Around the same time as the Veterans Day ceremony, retired U.S. Navy Vice Admiral and U.S. Senate candidate Mike Franken donated one of his old uniforms to the Sullivan Brothers Iowa Veterans Museum. He also spoke with museum volunteers and told the story of his father, who was on the USS Vincennes when it sank in the Battle of Savo Island in 1942. It was the same campaign in which the Sullivan brothers were lost at sea three months later.
“I think it’s a statement about the strength of the community that they would honor the loss of one of their families,” Franken said. “And the symbolism of the single family is not lost. All these families who have also abandoned their young people in the conflicts, it is revealing that the community realizes that there are still some in the nation to run at the sound of the gun.
An event was also held at MercyOne Cedar Falls Medical Center honoring a civilian’s service during World War II. Hazel Swanson, 95, received the nation’s highest civilian honor – the Congressional Gold Medal – on Monday afternoon for her service in the Civilian Air Patrol. The CAP received the medal in 2014 for its more than 120,000 members who mobilized during the conflict to support military efforts.
Swanson was recently identified as a former CAP member eligible for recognition, with her discharge papers dating back to January 1945. She received a bronze replica of the 2014 award.
“I never dreamed that I was going to reach this wonderful level,” Swanson said.
“A lot of things they did there during the war were important to everyone,” said her husband, Don Swanson.
He served in World War II. While servicemen of this period are regularly honored for their service, Don Swanson expressed his gratitude that his wife was also recognized for her contribution to the war effort.

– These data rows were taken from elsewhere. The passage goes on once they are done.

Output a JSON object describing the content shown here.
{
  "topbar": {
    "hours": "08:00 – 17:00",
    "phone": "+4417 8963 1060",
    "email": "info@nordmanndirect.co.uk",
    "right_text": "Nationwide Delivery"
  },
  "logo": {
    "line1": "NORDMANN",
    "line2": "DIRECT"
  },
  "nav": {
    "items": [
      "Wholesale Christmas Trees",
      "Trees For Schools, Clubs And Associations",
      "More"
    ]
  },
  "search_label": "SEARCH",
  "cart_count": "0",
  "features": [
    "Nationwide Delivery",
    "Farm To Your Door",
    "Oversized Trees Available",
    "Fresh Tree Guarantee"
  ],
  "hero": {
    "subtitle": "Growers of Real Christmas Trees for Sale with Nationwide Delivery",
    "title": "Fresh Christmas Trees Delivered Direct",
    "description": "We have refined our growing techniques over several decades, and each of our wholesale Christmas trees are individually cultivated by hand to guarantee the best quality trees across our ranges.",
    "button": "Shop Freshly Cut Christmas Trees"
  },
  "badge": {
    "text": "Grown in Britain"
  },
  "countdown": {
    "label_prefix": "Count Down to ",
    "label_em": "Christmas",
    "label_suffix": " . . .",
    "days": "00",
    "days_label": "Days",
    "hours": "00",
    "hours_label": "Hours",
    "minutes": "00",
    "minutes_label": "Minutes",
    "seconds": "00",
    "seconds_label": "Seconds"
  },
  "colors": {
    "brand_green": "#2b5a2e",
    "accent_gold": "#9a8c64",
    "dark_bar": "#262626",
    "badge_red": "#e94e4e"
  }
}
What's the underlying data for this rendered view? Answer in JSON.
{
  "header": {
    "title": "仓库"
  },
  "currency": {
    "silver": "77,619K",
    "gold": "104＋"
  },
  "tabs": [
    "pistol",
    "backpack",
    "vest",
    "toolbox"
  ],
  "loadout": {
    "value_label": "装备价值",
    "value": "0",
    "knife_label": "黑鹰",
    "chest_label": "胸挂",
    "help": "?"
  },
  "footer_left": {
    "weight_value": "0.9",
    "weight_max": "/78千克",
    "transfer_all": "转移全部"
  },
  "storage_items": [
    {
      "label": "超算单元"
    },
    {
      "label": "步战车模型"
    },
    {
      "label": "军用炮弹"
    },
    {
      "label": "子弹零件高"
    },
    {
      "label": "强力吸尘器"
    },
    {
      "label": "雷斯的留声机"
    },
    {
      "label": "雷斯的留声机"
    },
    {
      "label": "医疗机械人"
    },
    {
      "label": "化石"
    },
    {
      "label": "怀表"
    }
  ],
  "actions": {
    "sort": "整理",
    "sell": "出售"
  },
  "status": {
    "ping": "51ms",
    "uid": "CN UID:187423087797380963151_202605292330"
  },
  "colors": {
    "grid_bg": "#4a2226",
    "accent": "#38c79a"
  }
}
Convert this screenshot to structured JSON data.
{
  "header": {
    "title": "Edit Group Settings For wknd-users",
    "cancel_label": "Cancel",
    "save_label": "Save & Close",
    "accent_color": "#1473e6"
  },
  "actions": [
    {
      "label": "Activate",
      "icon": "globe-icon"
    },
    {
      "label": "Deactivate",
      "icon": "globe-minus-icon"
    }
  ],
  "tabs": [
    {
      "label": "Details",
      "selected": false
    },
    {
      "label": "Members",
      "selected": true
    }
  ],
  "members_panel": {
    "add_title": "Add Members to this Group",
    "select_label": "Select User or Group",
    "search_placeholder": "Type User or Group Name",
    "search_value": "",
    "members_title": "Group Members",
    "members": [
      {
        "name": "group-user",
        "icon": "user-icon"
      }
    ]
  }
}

“I’m glad she got it,” he said.
Photos: Funeral services for Seaman First Class David Franklin Tidball at Independence